    What? How can you get down on Community? The show is just as careful with the complexity and interactions of its characters as Adventure Time is! It deals with interesting conflicts and themes that other sitcoms don't bother to touch. The Big Bang Theory relies on Sheldon's apparent-but-never-directly-addressed-Asperger's as a well of comedy! Community's Abed has Asperger's, but they address it seriously numerous times. The show should also get a badge for the best use of meta-humor and homages. I mean, c'mon! Give it another chance! I know it starts out sorta MEH, but it gets really damn good. Like one of the best sitcoms of all time good!

  • Tim | November 16, 2012 11:16 AM
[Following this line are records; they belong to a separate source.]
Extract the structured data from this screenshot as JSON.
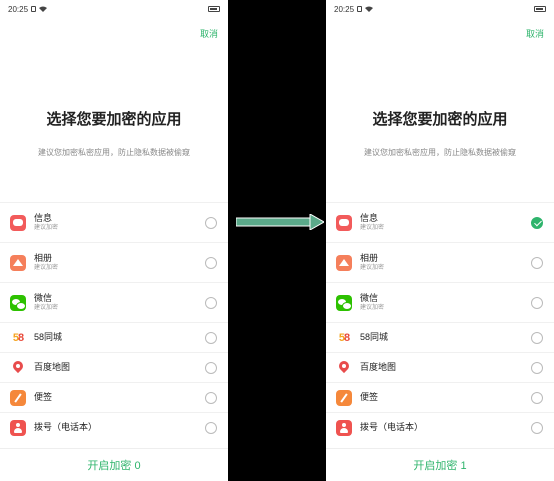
{
  "screens": {
    "left": {
      "status_time": "20:25",
      "cancel_label": "取消",
      "title": "选择您要加密的应用",
      "subtitle": "建议您加密私密应用，防止隐私数据被偷窥",
      "apps": [
        {
          "name": "信息",
          "sub": "建议加密",
          "icon": "messages-icon",
          "checked": false
        },
        {
          "name": "相册",
          "sub": "建议加密",
          "icon": "gallery-icon",
          "checked": false
        },
        {
          "name": "微信",
          "sub": "建议加密",
          "icon": "wechat-icon",
          "checked": false
        },
        {
          "name": "58同城",
          "sub": "",
          "icon": "58tongcheng-icon",
          "checked": false
        },
        {
          "name": "百度地图",
          "sub": "",
          "icon": "baidu-map-icon",
          "checked": false
        },
        {
          "name": "便签",
          "sub": "",
          "icon": "notes-icon",
          "checked": false
        },
        {
          "name": "拨号（电话本）",
          "sub": "",
          "icon": "dialer-icon",
          "checked": false
        }
      ],
      "enable_label": "开启加密 0"
    },
    "right": {
      "status_time": "20:25",
      "cancel_label": "取消",
      "title": "选择您要加密的应用",
      "subtitle": "建议您加密私密应用，防止隐私数据被偷窥",
      "apps": [
        {
          "name": "信息",
          "sub": "建议加密",
          "icon": "messages-icon",
          "checked": true
        },
        {
          "name": "相册",
          "sub": "建议加密",
          "icon": "gallery-icon",
          "checked": false
        },
        {
          "name": "微信",
          "sub": "建议加密",
          "icon": "wechat-icon",
          "checked": false
        },
        {
          "name": "58同城",
          "sub": "",
          "icon": "58tongcheng-icon",
          "checked": false
        },
        {
          "name": "百度地图",
          "sub": "",
          "icon": "baidu-map-icon",
          "checked": false
        },
        {
          "name": "便签",
          "sub": "",
          "icon": "notes-icon",
          "checked": false
        },
        {
          "name": "拨号（电话本）",
          "sub": "",
          "icon": "dialer-icon",
          "checked": false
        }
      ],
      "enable_label": "开启加密 1"
    }
  },
  "colors": {
    "accent": "#2fb46c",
    "arrow": "#5ba98a",
    "divider_background": "#000000"
  }
}
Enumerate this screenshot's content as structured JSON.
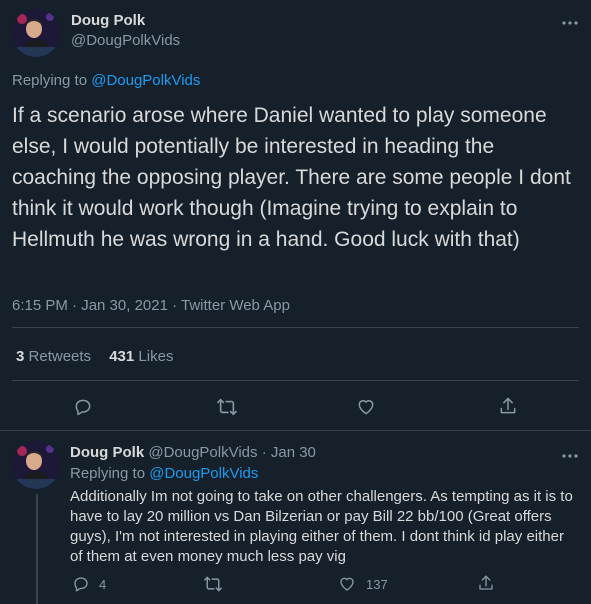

    yeah, Community is horrible. I watched 5 episodes of that show and only laughed at a single joke. I'm utterly perplexed by its popularity. every "joke" on the show is just a reference, just pointing at something, and that's supposed to be funny in and of itself. it's not. that's not comedy, that's just pandering. it's designed to make the viewer feel culturally informed and part of some in-group, even though all the references are mass culture staples that have been parodied and referenced a billion times before. also, every character is just a horribly written stereotype with no depth whatsoever. I've never been genuinely surprised by anyone or anything on Community, and I think part of the reason why Louie and Adventure Time (I'd agree with Joe that those 2 are the only truly great comedies on TV right now) are so amazing is because they have really well developed characters yet they're always surprising.

  • Joe | November 14, 2012 10:25 AM

    Hey, I'm all for deconstruction, but how about constructing something first? Make a good normal sitcom before you go about breaking it down. That's a total college student "I know better than you, professional" mentality, and I say that as someone who had that same mentality in college.

    That said, I admit I'm someone who would rather watch a great, traditional sitcom like Roseanne or even Fresh Prince than a now-beloved deconstruction of the sitcom format like Get A Life. Yeah, I get that subversive shows are being "edgy" or whatever, but I'd also like to laugh even once in the process.

    I know I sound like an old man, but I'm really only 27, I swear!

  • J.L. | November 13, 2012 10:55 PM

    I agree with the first sentence but I couldn't help but notice the slight dig at Community (Let's face it, that's the only show that fits the description) and while it does have pop culture references it can go deeper just like Adventure Time. The show deconstructs the characters from their usual sitcom style, has them grow, and even question the story telling process of sitcoms.

  • theresa | November 13, 2012 8:00 PMReply

    great piece

  • tom | November 13, 2012 4:21 PMReply

    This is well researched,thoughtful review. I am a big fan of animated films one of the few redeeming features of commercial Tv. is "grownup cartoons"